The REACH Foundation began a planning phase in 2012 working with three counties to identify strategies for addressing barriers to health care in rural communities.
The Rural Health Initiative (RHI), introduced in March 2012, is focused on identifying strategies for significantly improving health care access and reducing health inequities in three rural counties that are part of the Foundation’s service area. In 2012, the REACH Foundation will provide grants and other technical assistance to support planning activities involving local leaders and community stakeholders in Cass and Lafayette counties in Missouri, and Allen County, Kansas. Each county will establish a planning team charged with assessing their county’s health needs, creating a network of stakeholders, and establishing a climate for experimentation and innovation. Each planning team will develop proposals for strategies and initiatives aimed at increasing access to health services and improving conditions that contribute to health inequities in their counties. In 2013, the Foundation will work with the teams to fund strategies with the highest potential to achieve improvements. (Read the press release and initiative overview.)

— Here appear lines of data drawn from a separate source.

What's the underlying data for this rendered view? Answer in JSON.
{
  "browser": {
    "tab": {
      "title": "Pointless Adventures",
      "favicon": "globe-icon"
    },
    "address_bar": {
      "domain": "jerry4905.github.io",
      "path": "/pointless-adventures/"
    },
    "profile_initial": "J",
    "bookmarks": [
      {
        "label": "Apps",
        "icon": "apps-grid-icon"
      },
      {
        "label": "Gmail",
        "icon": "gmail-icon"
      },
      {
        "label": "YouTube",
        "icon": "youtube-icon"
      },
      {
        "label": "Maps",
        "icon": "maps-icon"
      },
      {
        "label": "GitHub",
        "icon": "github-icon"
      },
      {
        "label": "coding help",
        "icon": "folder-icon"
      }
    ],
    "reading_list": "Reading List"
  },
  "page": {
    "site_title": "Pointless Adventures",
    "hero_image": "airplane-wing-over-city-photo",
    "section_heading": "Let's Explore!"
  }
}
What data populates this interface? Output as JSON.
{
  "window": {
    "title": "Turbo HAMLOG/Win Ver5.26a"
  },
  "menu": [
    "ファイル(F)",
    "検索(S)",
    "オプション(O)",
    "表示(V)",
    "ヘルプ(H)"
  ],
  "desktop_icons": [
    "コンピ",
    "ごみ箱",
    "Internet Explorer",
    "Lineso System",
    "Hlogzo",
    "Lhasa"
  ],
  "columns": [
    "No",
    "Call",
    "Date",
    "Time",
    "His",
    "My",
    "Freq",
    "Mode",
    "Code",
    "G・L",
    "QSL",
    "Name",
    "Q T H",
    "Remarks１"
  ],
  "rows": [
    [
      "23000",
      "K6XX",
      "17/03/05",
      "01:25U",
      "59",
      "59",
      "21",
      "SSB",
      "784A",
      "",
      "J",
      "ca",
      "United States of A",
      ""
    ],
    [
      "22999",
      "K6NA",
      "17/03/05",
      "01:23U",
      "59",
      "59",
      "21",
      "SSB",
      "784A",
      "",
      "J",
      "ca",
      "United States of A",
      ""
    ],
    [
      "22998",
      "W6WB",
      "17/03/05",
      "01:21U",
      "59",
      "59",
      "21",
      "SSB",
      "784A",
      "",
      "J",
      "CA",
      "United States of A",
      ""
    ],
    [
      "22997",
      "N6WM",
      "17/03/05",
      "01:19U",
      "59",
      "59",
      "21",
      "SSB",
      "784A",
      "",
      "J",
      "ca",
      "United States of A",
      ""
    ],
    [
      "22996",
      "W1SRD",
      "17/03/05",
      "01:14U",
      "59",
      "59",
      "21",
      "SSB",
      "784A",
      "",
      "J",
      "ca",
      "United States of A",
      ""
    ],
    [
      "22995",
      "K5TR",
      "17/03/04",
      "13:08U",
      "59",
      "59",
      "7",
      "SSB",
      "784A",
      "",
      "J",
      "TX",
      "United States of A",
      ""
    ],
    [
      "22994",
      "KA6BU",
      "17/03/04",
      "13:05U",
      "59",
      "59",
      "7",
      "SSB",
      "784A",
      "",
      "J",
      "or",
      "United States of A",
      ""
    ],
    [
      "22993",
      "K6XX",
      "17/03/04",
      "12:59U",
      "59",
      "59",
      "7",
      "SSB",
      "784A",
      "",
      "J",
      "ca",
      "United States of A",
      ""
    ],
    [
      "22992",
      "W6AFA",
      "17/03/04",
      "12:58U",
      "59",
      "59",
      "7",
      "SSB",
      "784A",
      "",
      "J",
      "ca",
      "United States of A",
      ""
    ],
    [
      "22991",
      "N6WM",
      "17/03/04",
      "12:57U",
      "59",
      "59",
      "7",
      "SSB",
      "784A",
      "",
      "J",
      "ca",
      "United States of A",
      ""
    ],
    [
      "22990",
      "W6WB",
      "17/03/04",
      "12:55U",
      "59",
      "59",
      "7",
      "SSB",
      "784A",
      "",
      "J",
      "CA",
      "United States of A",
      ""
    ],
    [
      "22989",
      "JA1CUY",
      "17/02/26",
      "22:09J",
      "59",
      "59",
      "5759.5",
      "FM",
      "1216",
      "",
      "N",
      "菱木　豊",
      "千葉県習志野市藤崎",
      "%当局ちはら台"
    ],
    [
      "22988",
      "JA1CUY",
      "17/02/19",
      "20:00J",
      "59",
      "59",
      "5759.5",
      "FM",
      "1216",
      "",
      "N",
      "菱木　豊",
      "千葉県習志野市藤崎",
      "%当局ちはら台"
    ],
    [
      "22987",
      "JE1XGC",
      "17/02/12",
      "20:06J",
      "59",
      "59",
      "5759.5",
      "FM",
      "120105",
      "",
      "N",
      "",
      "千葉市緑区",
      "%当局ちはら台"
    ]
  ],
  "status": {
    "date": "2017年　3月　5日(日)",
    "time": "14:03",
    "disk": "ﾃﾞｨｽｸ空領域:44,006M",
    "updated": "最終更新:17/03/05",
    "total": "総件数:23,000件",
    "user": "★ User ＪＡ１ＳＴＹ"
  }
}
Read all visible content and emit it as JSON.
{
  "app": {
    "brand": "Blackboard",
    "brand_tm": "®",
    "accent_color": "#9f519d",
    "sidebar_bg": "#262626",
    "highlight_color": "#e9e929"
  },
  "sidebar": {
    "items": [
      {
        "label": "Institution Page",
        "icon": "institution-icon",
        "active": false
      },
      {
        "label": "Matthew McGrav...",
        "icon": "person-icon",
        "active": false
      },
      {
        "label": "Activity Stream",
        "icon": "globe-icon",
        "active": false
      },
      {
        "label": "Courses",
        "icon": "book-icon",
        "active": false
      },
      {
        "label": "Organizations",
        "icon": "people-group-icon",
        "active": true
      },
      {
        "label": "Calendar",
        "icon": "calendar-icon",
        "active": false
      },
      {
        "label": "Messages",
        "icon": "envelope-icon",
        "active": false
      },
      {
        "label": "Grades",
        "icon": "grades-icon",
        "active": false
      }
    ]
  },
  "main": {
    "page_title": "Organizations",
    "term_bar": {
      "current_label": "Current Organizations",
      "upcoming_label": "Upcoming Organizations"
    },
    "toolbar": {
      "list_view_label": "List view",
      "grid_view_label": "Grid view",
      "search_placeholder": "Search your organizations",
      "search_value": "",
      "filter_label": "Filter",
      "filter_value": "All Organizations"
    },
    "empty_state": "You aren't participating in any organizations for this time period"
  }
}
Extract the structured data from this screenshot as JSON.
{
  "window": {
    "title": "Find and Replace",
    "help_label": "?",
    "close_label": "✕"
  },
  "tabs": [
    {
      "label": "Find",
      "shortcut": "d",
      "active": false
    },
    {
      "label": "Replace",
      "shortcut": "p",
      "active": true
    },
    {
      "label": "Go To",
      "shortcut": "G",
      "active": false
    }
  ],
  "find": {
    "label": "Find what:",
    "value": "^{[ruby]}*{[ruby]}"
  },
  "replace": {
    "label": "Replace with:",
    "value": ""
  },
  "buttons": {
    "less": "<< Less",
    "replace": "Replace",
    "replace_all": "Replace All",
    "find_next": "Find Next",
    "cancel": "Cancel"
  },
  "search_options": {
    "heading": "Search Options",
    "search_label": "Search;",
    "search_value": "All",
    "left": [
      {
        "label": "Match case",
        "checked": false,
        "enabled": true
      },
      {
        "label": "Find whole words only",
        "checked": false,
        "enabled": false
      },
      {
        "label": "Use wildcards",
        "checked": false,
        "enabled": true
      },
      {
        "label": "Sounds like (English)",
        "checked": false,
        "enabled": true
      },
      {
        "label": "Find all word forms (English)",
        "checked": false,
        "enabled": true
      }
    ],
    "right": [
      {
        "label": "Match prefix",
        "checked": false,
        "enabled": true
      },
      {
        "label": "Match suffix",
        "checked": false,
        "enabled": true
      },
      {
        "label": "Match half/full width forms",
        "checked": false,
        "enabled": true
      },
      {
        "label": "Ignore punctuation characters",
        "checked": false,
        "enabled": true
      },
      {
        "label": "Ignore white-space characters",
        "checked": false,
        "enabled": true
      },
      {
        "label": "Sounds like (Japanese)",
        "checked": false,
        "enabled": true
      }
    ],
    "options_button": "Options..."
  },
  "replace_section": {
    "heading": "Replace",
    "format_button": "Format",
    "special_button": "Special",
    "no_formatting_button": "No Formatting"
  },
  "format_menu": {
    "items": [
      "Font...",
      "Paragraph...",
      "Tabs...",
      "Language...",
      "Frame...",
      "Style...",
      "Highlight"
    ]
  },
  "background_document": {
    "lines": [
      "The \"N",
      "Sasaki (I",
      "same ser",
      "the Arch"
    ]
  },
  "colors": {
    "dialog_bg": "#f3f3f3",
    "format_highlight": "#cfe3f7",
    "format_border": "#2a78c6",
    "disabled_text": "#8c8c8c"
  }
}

National statistics and local data reveal a concerning portrait of health care and health outcomes in rural communities. These data sources confirm the growing inequities between rural and urban communities. Rural communities have a lower ratio of health care providers to patients than urban communities, and face geographic barriers that may further limit access to health care.
The 2012 County Health Rankings for Allen, Cass and Lafayette note a serious shortage of primary care physicians. The ratio of population to primary care physicians in the three counties are three times higher than the national benchmark. Allen, Cass and Lafayette counties also have higher rates of preventable hospital stays, and lower rates of diabetic screenings and mammography. Life expectancy is lower than the national average in two of the three rural counties. Each county exceeds the national average for premature death. Across virtually all indicators of quality of health, residents of rural counties suffer from lack of high-quality, affordable health care and poorer health outcomes than people in more urban communities. When comparing health outcomes against national data, persons living in Allen, Cass and Lafayette counties die more often from chronic and/or preventable conditions, such as colon cancer, coronary heart disease, lung cancer and stroke. (See rural health data)
Phase I – Local Leadership Development and Planning
The planning phase of the initiative (March-December 2012) is designed to:
Phase II – Investment in Innovations
Based on work plans and frameworks developed during the planning phase, the Foundation will provide additional funding and engage other public and private partners to support high-impact strategies and strengthen the network of supports for the rural communities. The Foundation also will engage evaluators to document the work of the initiative, and provide information that can be used to adjust program strategies and track changes in health care access and health outcomes.
Resources and Reports
The REACH Foundation reviewed the work and research of numerous organizations in planning for the initiative. One useful report is “Modernizing Rural Health Care: Coverage, Quality and Innovation” (July, 2011), a working paper published by UnitedHealth Center for Health Reform & Modernization. The report identifies the following areas of focus for increasing health care access in rural communities:
Other reports and resources consulted include:
Network Weaver Handbook, June Holley, 2012.
County Health Rankings & Roadmaps: A Healthier Nation, County by County, Robert Wood Johnson Foundation and University of Wisconsin: Population Health Institute, 2012.
Quality Through Collaboration: The Future of Rural Health Care, National Research Council, 2005. Read the Executive Summary.
Rural Health Care: Innovations in Policy and Practice, Grantmakers In Health, March, 2009.